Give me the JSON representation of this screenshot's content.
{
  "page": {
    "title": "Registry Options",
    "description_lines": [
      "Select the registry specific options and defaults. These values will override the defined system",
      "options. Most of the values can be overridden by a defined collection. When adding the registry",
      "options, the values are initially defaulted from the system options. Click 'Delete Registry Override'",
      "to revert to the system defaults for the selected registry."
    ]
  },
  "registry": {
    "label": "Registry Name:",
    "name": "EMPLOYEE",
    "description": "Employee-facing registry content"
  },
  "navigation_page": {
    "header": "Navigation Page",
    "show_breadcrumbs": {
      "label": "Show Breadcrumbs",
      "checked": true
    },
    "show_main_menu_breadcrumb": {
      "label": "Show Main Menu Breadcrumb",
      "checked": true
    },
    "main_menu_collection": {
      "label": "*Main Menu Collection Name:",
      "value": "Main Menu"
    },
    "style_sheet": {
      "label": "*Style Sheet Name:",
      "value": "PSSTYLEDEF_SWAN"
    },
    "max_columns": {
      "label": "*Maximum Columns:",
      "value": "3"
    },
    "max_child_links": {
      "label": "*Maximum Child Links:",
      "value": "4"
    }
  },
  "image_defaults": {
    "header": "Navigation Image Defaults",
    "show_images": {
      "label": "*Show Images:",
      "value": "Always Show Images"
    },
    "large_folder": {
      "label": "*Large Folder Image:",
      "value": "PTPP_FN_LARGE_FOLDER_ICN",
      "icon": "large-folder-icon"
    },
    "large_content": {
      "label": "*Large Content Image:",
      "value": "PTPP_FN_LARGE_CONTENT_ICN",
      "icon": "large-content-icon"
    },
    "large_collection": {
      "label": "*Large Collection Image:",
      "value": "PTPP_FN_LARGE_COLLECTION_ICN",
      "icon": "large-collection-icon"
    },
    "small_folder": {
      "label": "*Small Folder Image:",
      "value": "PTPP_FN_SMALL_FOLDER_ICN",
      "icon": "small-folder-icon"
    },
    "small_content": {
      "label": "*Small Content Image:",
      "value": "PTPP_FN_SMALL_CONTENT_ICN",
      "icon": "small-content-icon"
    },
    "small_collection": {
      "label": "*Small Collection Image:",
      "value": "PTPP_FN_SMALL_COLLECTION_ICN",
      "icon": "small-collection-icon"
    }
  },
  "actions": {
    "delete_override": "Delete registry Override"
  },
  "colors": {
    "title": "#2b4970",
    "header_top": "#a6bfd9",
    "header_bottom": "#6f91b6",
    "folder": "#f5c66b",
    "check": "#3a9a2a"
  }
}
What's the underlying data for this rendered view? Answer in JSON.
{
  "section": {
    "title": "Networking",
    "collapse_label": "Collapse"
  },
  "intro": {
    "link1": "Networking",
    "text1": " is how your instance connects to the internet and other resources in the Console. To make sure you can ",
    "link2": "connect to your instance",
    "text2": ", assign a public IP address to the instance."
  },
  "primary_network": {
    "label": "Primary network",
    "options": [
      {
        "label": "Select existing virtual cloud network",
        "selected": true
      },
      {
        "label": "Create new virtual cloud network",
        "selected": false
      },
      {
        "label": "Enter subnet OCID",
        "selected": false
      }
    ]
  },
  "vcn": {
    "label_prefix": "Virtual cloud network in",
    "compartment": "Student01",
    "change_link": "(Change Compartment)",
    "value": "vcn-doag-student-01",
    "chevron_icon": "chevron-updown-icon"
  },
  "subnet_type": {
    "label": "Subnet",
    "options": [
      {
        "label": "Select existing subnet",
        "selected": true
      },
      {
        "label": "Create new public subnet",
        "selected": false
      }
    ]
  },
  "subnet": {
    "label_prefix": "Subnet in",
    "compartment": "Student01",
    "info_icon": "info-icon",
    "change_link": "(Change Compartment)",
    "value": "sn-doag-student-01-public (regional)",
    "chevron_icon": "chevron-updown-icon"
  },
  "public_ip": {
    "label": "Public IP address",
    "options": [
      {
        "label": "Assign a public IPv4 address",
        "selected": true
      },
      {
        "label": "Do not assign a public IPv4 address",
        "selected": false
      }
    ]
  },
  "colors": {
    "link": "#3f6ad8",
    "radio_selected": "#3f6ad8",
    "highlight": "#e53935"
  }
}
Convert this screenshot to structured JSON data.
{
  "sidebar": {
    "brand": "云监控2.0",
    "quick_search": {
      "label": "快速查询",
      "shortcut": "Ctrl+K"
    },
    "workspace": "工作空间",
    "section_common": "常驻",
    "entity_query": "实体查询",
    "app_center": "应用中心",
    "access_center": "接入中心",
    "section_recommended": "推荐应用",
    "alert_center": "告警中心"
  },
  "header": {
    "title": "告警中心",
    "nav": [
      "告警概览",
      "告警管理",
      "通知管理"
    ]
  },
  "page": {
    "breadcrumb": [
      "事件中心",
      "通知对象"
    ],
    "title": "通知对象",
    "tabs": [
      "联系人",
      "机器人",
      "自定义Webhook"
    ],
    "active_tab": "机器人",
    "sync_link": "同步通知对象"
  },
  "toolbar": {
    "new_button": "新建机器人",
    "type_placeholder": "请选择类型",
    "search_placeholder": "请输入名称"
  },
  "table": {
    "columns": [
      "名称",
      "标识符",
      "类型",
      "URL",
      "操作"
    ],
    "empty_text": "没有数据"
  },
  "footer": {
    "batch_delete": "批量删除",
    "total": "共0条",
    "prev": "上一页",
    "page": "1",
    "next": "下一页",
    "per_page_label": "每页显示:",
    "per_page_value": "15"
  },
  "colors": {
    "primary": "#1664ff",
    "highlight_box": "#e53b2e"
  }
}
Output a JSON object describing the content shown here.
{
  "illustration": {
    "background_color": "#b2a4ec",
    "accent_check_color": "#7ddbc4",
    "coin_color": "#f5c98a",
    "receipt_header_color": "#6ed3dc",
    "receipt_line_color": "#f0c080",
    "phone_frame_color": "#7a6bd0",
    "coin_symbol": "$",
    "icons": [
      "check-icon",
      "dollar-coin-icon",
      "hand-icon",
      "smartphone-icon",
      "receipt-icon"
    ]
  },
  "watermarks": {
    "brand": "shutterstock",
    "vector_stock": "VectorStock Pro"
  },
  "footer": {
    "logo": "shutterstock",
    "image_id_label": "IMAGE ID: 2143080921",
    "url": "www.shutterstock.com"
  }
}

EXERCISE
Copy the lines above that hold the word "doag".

EXERCISE OUTPUT
    "value": "vcn-doag-student-01",
    "value": "sn-doag-student-01-public (regional)",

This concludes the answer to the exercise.